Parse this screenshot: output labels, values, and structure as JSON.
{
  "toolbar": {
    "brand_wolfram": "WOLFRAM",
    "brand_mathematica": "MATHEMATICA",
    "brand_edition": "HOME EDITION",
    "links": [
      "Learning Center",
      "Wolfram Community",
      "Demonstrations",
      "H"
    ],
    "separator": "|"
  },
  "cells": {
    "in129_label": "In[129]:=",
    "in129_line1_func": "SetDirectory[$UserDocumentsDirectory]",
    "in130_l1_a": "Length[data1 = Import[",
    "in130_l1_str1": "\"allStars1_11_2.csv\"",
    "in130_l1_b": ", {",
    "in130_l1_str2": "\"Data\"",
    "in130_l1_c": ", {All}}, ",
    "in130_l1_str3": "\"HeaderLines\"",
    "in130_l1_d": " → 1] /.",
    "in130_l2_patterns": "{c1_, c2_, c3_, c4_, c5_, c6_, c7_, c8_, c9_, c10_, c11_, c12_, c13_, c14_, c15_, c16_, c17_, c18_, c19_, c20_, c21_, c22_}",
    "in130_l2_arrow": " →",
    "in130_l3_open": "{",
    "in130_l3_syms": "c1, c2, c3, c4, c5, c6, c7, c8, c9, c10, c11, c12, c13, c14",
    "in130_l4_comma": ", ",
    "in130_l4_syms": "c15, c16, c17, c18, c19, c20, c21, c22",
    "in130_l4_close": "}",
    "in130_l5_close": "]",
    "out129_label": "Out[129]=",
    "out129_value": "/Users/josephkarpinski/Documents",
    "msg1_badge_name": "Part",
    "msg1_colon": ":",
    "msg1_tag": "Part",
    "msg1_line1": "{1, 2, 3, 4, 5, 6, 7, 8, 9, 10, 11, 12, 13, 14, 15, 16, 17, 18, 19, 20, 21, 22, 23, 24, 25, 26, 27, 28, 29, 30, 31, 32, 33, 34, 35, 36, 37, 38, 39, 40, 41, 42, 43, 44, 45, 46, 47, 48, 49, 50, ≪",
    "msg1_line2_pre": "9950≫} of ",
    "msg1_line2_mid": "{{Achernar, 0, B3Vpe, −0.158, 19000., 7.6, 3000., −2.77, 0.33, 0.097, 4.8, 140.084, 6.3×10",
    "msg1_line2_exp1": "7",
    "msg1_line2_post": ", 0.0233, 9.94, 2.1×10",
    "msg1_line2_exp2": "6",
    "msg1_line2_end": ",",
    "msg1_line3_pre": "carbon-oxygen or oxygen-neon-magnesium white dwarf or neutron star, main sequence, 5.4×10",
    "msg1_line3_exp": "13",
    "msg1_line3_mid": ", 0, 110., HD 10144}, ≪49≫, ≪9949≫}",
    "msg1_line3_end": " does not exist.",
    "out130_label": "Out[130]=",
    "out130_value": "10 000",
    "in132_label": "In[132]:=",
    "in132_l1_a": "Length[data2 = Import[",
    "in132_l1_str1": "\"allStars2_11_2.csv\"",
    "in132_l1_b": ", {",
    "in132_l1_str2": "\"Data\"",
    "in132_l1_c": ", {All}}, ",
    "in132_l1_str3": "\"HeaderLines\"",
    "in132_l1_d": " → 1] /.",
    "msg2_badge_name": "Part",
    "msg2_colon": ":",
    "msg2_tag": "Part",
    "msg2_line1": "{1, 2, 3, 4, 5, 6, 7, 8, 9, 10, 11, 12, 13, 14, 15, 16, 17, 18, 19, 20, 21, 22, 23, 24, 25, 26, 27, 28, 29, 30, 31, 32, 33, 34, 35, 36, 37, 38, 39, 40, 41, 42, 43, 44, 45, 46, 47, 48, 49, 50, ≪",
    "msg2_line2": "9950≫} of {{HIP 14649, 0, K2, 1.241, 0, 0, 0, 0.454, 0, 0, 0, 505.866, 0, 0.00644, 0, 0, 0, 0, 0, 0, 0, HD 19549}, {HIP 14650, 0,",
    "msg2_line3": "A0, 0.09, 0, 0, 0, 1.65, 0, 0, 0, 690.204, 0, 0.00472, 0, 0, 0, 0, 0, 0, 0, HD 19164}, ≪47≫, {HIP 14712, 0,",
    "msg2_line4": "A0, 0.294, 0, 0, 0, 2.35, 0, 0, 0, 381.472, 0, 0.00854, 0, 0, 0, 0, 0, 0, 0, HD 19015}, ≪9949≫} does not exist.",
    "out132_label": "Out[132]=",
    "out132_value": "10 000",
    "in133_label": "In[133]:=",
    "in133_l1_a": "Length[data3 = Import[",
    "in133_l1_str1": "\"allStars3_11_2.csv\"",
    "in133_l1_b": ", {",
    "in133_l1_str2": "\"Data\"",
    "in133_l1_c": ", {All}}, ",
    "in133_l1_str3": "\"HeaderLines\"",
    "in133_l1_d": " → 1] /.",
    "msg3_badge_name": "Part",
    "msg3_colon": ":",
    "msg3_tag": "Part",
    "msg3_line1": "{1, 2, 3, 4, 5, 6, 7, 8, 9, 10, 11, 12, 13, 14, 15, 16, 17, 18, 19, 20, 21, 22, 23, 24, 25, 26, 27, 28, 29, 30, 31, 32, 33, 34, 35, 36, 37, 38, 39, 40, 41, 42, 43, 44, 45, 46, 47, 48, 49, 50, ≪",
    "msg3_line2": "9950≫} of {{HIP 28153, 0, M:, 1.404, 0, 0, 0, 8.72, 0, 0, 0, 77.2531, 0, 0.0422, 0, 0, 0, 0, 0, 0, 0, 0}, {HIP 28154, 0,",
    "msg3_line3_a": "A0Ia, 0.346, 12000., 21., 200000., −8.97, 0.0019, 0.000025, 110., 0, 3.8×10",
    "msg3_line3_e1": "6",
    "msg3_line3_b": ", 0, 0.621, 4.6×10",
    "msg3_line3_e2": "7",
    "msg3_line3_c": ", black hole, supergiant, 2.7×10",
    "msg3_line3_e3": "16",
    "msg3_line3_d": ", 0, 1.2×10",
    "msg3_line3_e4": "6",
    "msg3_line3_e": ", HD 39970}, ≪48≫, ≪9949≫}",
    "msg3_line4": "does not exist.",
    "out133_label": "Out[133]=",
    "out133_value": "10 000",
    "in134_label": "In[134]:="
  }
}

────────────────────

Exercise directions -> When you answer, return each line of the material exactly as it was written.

Answer area ->
Parse this screenshot: output labels, values, and structure as JSON.
{
  "toolbar": {
    "brand_wolfram": "WOLFRAM",
    "brand_mathematica": "MATHEMATICA",
    "brand_edition": "HOME EDITION",
    "links": [
      "Learning Center",
      "Wolfram Community",
      "Demonstrations",
      "H"
    ],
    "separator": "|"
  },
  "cells": {
    "in129_label": "In[129]:=",
    "in129_line1_func": "SetDirectory[$UserDocumentsDirectory]",
    "in130_l1_a": "Length[data1 = Import[",
    "in130_l1_str1": "\"allStars1_11_2.csv\"",
    "in130_l1_b": ", {",
    "in130_l1_str2": "\"Data\"",
    "in130_l1_c": ", {All}}, ",
    "in130_l1_str3": "\"HeaderLines\"",
    "in130_l1_d": " → 1] /.",
    "in130_l2_patterns": "{c1_, c2_, c3_, c4_, c5_, c6_, c7_, c8_, c9_, c10_, c11_, c12_, c13_, c14_, c15_, c16_, c17_, c18_, c19_, c20_, c21_, c22_}",
    "in130_l2_arrow": " →",
    "in130_l3_open": "{",
    "in130_l3_syms": "c1, c2, c3, c4, c5, c6, c7, c8, c9, c10, c11, c12, c13, c14",
    "in130_l4_comma": ", ",
    "in130_l4_syms": "c15, c16, c17, c18, c19, c20, c21, c22",
    "in130_l4_close": "}",
    "in130_l5_close": "]",
    "out129_label": "Out[129]=",
    "out129_value": "/Users/josephkarpinski/Documents",
    "msg1_badge_name": "Part",
    "msg1_colon": ":",
    "msg1_tag": "Part",
    "msg1_line1": "{1, 2, 3, 4, 5, 6, 7, 8, 9, 10, 11, 12, 13, 14, 15, 16, 17, 18, 19, 20, 21, 22, 23, 24, 25, 26, 27, 28, 29, 30, 31, 32, 33, 34, 35, 36, 37, 38, 39, 40, 41, 42, 43, 44, 45, 46, 47, 48, 49, 50, ≪",
    "msg1_line2_pre": "9950≫} of ",
    "msg1_line2_mid": "{{Achernar, 0, B3Vpe, −0.158, 19000., 7.6, 3000., −2.77, 0.33, 0.097, 4.8, 140.084, 6.3×10",
    "msg1_line2_exp1": "7",
    "msg1_line2_post": ", 0.0233, 9.94, 2.1×10",
    "msg1_line2_exp2": "6",
    "msg1_line2_end": ",",
    "msg1_line3_pre": "carbon-oxygen or oxygen-neon-magnesium white dwarf or neutron star, main sequence, 5.4×10",
    "msg1_line3_exp": "13",
    "msg1_line3_mid": ", 0, 110., HD 10144}, ≪49≫, ≪9949≫}",
    "msg1_line3_end": " does not exist.",
    "out130_label": "Out[130]=",
    "out130_value": "10 000",
    "in132_label": "In[132]:=",
    "in132_l1_a": "Length[data2 = Import[",
    "in132_l1_str1": "\"allStars2_11_2.csv\"",
    "in132_l1_b": ", {",
    "in132_l1_str2": "\"Data\"",
    "in132_l1_c": ", {All}}, ",
    "in132_l1_str3": "\"HeaderLines\"",
    "in132_l1_d": " → 1] /.",
    "msg2_badge_name": "Part",
    "msg2_colon": ":",
    "msg2_tag": "Part",
    "msg2_line1": "{1, 2, 3, 4, 5, 6, 7, 8, 9, 10, 11, 12, 13, 14, 15, 16, 17, 18, 19, 20, 21, 22, 23, 24, 25, 26, 27, 28, 29, 30, 31, 32, 33, 34, 35, 36, 37, 38, 39, 40, 41, 42, 43, 44, 45, 46, 47, 48, 49, 50, ≪",
    "msg2_line2": "9950≫} of {{HIP 14649, 0, K2, 1.241, 0, 0, 0, 0.454, 0, 0, 0, 505.866, 0, 0.00644, 0, 0, 0, 0, 0, 0, 0, HD 19549}, {HIP 14650, 0,",
    "msg2_line3": "A0, 0.09, 0, 0, 0, 1.65, 0, 0, 0, 690.204, 0, 0.00472, 0, 0, 0, 0, 0, 0, 0, HD 19164}, ≪47≫, {HIP 14712, 0,",
    "msg2_line4": "A0, 0.294, 0, 0, 0, 2.35, 0, 0, 0, 381.472, 0, 0.00854, 0, 0, 0, 0, 0, 0, 0, HD 19015}, ≪9949≫} does not exist.",
    "out132_label": "Out[132]=",
    "out132_value": "10 000",
    "in133_label": "In[133]:=",
    "in133_l1_a": "Length[data3 = Import[",
    "in133_l1_str1": "\"allStars3_11_2.csv\"",
    "in133_l1_b": ", {",
    "in133_l1_str2": "\"Data\"",
    "in133_l1_c": ", {All}}, ",
    "in133_l1_str3": "\"HeaderLines\"",
    "in133_l1_d": " → 1] /.",
    "msg3_badge_name": "Part",
    "msg3_colon": ":",
    "msg3_tag": "Part",
    "msg3_line1": "{1, 2, 3, 4, 5, 6, 7, 8, 9, 10, 11, 12, 13, 14, 15, 16, 17, 18, 19, 20, 21, 22, 23, 24, 25, 26, 27, 28, 29, 30, 31, 32, 33, 34, 35, 36, 37, 38, 39, 40, 41, 42, 43, 44, 45, 46, 47, 48, 49, 50, ≪",
    "msg3_line2": "9950≫} of {{HIP 28153, 0, M:, 1.404, 0, 0, 0, 8.72, 0, 0, 0, 77.2531, 0, 0.0422, 0, 0, 0, 0, 0, 0, 0, 0}, {HIP 28154, 0,",
    "msg3_line3_a": "A0Ia, 0.346, 12000., 21., 200000., −8.97, 0.0019, 0.000025, 110., 0, 3.8×10",
    "msg3_line3_e1": "6",
    "msg3_line3_b": ", 0, 0.621, 4.6×10",
    "msg3_line3_e2": "7",
    "msg3_line3_c": ", black hole, supergiant, 2.7×10",
    "msg3_line3_e3": "16",
    "msg3_line3_d": ", 0, 1.2×10",
    "msg3_line3_e4": "6",
    "msg3_line3_e": ", HD 39970}, ≪48≫, ≪9949≫}",
    "msg3_line4": "does not exist.",
    "out133_label": "Out[133]=",
    "out133_value": "10 000",
    "in134_label": "In[134]:="
  }
}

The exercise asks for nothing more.